If you want to know how to calculate your macros without breaking a sweat for weight loss or even muscle gain, then you have come to the right place!
The term of “If It Fits in Your Macros (IIFYM),” has become one of the most popular ways people all over the world are achieving their weight goals.
I have partaken in this, and I love it! If you want to know how it changed my life, check out my story
The idea is based on if your macronutrients are correct, you can be flexible in what you eat.
You also don’t have to worry about clean eating as much and enjoy what you have prepared.
It takes the guesswork out of reducing meals and hoping for weight loss.
Once you know your specific amount of carbohydrates, protein, and fats and have a good workout regimen, losing weight will be noticeably easier!!
HERE ARE THE 4 STEPS TO TAKE YOUR WEIGHT GOALS TO THE NEXT LEVEL:
- Calculate Maintenance Calories
- Calculate Protein Intake
- Calculate Fat Intake
- Calculate Carbohydrate Intake
Calculate Maintenance Calories
Before figuring out our individual macros, we must first calculate our maintenance calories.
Maintenance calories are the # of calories we must eat to maintain our body weight.
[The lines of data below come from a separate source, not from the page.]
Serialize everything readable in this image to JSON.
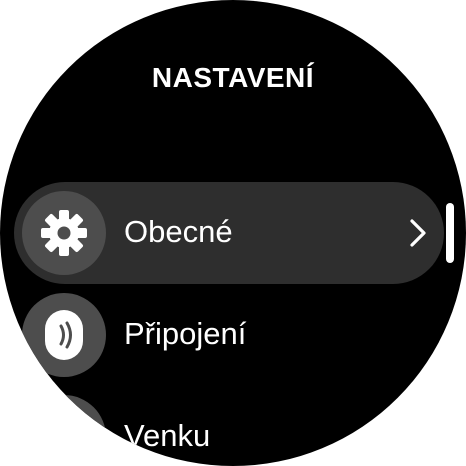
{
  "screen": {
    "title": "NASTAVENÍ"
  },
  "menu": {
    "items": [
      {
        "label": "Obecné",
        "icon": "gear-icon",
        "selected": true
      },
      {
        "label": "Připojení",
        "icon": "watch-connection-icon",
        "selected": false
      },
      {
        "label": "Venku",
        "icon": "outdoor-icon",
        "selected": false
      }
    ]
  },
  "colors": {
    "background": "#000000",
    "selected_row": "#2e2e2e",
    "icon_circle": "#4d4d4d",
    "text": "#ffffff"
  }
}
Each individual’s specific caloric intake is different based on a number of factors such as:
- activity level, and others.
The simple calculation to arrive at your maintenance calories is as follows:
Body weight (lbs) x 14-17 = Estimated Daily Calorie Maintenance Level (kcal).
If you are a female with a smaller frame and/or a sedentary lifestyle, you would choose a number closer to 14. However, if you are a male with a larger body frame and/or an active lifestyle, you would want to use a number close to 17.
After figuring out your maintenance calories, you are going to adjust it based on your goals.
If aiming for weight loss, you subtract 250-500 kcals from your maintenance calories.
When trying to gain weight, you add 250-350 kcals to your maintenance calories.
Calculate Protein Intake
Protein is THE most important macronutrient! Studies show that protein will:
- Help you recover better after workouts
- Preserve more muscle when reducing calories
- Increase muscle mass and
- Help you feel fuller
Based on what I have seen and my own experiences, the OPTIMAL range to maintain or increase muscle mass is between 0.8 and 1.4 grams of protein per pound of body weight per day. Protein also has 4 kcals/gm.
For example, if you are a 150lb person, the optimal amount of protein is somewhere between 120 and 210 grams. If you are going through your diet and finding yourself hungry a lot, aim for the higher range.
Calculate Fat Intake
I remember when I was trying to lose weight 5 years ago, everyone kept telling me to stop eating fats. It made so much sense! If I want to lose weight, I should stop eating fat, right? WRONG!!
Dietary fats are very important in hormone levels, nutrient absorption, muscle growth, and many other things. A gram of fat has 9 kcals/gram, which is more than both carbs and protein that are at 4 kcal/gram. With this fact, the fat intake will be a lot less than both protein and carb intake.
I have seen a lot of different recommended ranges for dietary fat. However, based on what I have tried in the past, I would go with 0.3 to 0.4 grams of fat per pound of body weight per day.
If you are more on the heavier side when starting, I recommend shooting between 0.3-0.35 grams of fat per pound of body weight per day.
Calculate Carb Intake
We have finally reached the carbohydrate section. A theory that I have seen that is starting to catch fire is that, “Removing all carbs from your diet, is the best way to lean out.” This couldn’t be any farther from the truth!!
Completely avoiding carbs can lead to:
- irregular bowel movements (diarrhea, constipation, and nausea)
- lack of energy and
Carbs are most important when it comes to providing energy for workouts. It can also help you get stronger. Carbs when taken at controlled moderation, will not get in your way of weight loss.
The calories that are left over from both proteins and fats, will be your carbohydrate intake. To calculate this:
- Multiple your protein grams by 4 to get protein calories
- Multiply your fat grams by 9 to get fat calories
- Add steps 1 and 2 and subtract from your total calories
- This will be your calories for carbs
- Divide the number by 4 to get the # of grams for carbs
For example, for a 200-lb individual with a sedentary lifestyle:
- Maintenance calories = 14 x 200 = 2800 calories. 2300 for weight loss
- Protein = 200 x 1 gram = 200 grams of protein
- Fat = 200 x .3 gram = 60 grams of fat
- Carbs = protein calories + fat calories – maintenance calories = carb calories
- (200 x 4) + (50 x 9) – 2300 = carbs
- 800 + 450 – 2300 = 1050 carb calories, 1050 / 4 = 263 grams of carbs
And there you go!! In 4 simple steps, you too can calculate your macronutrient ratio and be on your way.
In Part 2, I will be talking about adjusting macros and how to keep track of them.